Stand by your man — and woman: Country music radio station pledges equal play
Twitter joke prompts Ontario station to give female artists a much bigger share
Brittany Thompson has worked in radio for over 10 years and been a fan of country music her whole life, but thinks they've been fundamentally broken for a long time.
And it only took a few seconds to fix them.
"I spoke to a couple other program directors," Thompson said from the back office of her station, "and really it was just a matter of coming in, and just a few simple clicks of the keyboard."
Those few clicks changed the lineup at her country radio station in Kingston, Ont., and were part of a pledge that ran through the week, starting on Jan. 20.
Pure Country 99, where Thompson is program director, would play an equal number of women and men from 6 a.m. to 6 p.m. every day, revising a pattern that goes back years.
Watch | Kingston, Ont., program director pledges equal airplay:
Female country artists are far outplayed on the radio by male artists — in some cases by nearly 10 to one — based on the idea that audiences will turn the dial if they hear too many women.
Thompson explained male performers test better with audiences. She hopes that initiatives like hers can change that mentality.
"We can't change the past," Thompson said. "I believe we just have to start putting more equality into the decisions that we're making for new music, and then once the new music becomes a recurrence ... we're gonna see that there's going to be more women testing better, because they had a fair chance from Day One."
Widespread reactions to studio admission
While the issue of women on country radio, Thompson says, has gone back at least as far as the beginning of her career, it recently came to a head when Michigan radio station 98 WKCQ-FM tweeted they "cannot play two females back to back," in response to a Variety writer joking that a different station might be fined for doing just that.

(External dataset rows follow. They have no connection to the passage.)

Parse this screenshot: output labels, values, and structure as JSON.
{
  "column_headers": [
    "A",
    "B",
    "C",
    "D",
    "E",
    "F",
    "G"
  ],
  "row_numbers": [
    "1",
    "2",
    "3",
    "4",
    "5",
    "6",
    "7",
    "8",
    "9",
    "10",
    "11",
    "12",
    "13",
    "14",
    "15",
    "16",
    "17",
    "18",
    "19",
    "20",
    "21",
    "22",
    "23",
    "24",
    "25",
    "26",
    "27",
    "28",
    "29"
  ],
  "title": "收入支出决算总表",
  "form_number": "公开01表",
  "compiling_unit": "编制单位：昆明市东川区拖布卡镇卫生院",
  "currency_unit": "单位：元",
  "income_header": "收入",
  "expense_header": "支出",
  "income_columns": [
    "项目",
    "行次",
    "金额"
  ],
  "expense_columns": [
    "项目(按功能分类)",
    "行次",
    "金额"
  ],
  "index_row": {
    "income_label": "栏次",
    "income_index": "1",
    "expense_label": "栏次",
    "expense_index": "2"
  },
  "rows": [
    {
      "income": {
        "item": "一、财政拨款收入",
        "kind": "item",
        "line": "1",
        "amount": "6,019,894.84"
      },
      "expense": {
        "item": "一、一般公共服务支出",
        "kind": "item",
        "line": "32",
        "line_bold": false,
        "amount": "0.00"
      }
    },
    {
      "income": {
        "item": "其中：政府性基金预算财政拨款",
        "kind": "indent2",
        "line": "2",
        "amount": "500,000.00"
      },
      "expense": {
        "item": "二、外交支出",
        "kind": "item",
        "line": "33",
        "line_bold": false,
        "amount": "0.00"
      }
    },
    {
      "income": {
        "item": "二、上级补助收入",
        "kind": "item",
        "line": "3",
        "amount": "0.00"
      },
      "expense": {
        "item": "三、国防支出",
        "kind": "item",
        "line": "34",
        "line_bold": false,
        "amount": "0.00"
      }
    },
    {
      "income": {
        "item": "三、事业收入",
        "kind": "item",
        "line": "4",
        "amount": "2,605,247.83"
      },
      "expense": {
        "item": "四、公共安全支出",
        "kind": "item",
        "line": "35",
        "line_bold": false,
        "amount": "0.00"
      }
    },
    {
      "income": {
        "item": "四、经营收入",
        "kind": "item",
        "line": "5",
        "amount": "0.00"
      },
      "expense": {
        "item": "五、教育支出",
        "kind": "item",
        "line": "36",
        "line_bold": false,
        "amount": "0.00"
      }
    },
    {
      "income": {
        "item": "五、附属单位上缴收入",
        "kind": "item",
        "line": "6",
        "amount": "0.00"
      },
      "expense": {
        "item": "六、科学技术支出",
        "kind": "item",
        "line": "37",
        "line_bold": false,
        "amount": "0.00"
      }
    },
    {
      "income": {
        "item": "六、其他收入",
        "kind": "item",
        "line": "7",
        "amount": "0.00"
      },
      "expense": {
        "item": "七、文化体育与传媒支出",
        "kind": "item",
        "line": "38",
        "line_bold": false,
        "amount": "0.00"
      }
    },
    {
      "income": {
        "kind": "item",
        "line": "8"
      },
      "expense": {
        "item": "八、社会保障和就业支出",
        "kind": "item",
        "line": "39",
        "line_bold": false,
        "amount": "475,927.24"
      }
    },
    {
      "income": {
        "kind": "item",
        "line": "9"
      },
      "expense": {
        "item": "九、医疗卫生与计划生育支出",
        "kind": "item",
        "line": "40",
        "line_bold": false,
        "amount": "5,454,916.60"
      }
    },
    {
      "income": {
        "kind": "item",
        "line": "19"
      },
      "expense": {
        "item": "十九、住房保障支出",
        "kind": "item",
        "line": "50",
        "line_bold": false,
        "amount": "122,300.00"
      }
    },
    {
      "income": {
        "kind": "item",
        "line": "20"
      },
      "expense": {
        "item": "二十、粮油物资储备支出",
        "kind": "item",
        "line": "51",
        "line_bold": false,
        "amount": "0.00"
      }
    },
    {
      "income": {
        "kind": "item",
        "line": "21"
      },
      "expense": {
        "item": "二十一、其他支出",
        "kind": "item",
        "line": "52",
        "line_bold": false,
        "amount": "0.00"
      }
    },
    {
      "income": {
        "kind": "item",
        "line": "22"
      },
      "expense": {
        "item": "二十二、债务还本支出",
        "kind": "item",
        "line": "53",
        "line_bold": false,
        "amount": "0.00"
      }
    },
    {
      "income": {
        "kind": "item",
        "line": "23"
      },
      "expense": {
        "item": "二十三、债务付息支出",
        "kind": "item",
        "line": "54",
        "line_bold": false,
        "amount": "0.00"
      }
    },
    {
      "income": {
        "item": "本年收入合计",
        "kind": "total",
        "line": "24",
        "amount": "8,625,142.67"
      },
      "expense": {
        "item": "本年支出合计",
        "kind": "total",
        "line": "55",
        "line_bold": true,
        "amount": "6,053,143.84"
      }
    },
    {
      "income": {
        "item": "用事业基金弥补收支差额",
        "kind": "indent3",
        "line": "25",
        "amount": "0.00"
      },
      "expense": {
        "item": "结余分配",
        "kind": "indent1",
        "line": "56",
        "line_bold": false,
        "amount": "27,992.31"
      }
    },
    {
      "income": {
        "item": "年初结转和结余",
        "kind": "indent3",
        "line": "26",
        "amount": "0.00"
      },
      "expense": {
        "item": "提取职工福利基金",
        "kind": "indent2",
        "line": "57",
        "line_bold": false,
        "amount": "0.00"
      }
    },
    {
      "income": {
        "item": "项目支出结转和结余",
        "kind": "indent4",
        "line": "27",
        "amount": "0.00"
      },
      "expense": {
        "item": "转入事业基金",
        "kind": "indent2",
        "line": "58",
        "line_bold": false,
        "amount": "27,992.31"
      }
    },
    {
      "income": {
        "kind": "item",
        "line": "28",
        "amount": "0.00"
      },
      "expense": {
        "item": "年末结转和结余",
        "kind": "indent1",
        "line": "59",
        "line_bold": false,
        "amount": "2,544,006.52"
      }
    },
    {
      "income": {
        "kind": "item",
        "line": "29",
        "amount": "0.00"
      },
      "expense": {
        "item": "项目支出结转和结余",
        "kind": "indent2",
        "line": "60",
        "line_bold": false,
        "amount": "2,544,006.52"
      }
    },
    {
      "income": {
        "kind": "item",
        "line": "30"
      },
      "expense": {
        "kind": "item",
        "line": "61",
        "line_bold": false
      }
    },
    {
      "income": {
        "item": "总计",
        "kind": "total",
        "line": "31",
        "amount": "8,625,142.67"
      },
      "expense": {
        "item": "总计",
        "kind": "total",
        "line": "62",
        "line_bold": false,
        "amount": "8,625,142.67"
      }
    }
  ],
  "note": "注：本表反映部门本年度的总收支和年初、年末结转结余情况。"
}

The station's parent company, MacDonald Broadcasting, soon issued a statement saying they had never had such a policy, while listeners posted angry responses online.
Country music stars Kacey Musgraves and Kelsea Ballerini stepped in, with Musgraves tweeting that — despite stations' seeming inability to play women — "they can play 18 dudes who sound exactly the same back to back."
Ballerini argued that it is "incredibly disappointing" that stations are made to follow these rules.
I turned on the 105.1 country station in L.A. just now, and they were playing the new song by Gabby Barrett, and then, without any pause or interruption at all, they went into a Kelsea Ballerini song. Can’t they get fined for that?—@ChrisWillman
The next day, comedian Samantha Bee dedicated a segment of her show Full Frontal to the issue. Soon after, CMT announced they would include equal airplay on CMT and CMT Music channels, and Thompson said she made her change because of the the online responses she witnessed.
Jada Watson, a professor at the University of Ottawa who has studied gender representation in country music, describes the focus on the issue as a turning point.
Watson's 2019 study Gender Representation on Country Format Radio found that in 2000 male to female artists were played at a ratio of 2.1 to one, increasing in 2018 to 9.7 to one. That study was widely cited as evidence of an endemic problem, even if it wasn't exactly surprising to most in the industry.
Like MacDonald, most broadcasters state that their stations have no official policy limiting female artists. But the evidence, Watson says — like the tweet from 98 WKCQ-FM — often points in the other direction.
"I think what surprised me about it was that this individual from radio was so comfortable tweeting that it was a rule that her station had to abide by," Watson said. "Here's somebody from inside radio speaking so very openly about rules that we all believe to be myths."
'We have to do whatever is needed'
Watson said "anecdotal discussions" in the industry around the lack of woman have been significant for years. Canadian country musician George Canyon has observed and discussed the issue for the 29 years he's been a musician and audio engineer.
"I've never really come to the decision, personally, why it's happened," Canyon said. "I think it should be completely about your talent, not about whether you're a man or a woman, it should be your talent, your music, your song, your craft."
Canyon said he agrees with Thompson's strategy.
"We have to do whatever is needed to make the situation correct."
Watch: George Canyon advocates eliminating bias against women:
Watson says she is "very optimistic" initiatives like Thompson's could be the first step to overhaul country radio, while Thompson is a bit more conservative. She has experienced some pushback — including one U.S. distributor who warned her she was "going down a rabbit hole" that would eventually tank her ratings — but hopes to show other stations what's possible.
"The biggest mission is, don't be afraid of women on country radio," Thompson said.
"If we can accomplish that, if people at the end of this week can say people want to hear this, we have some kind of tangible support that we can show other industry members that people want to hear women. I think that's a great place to start."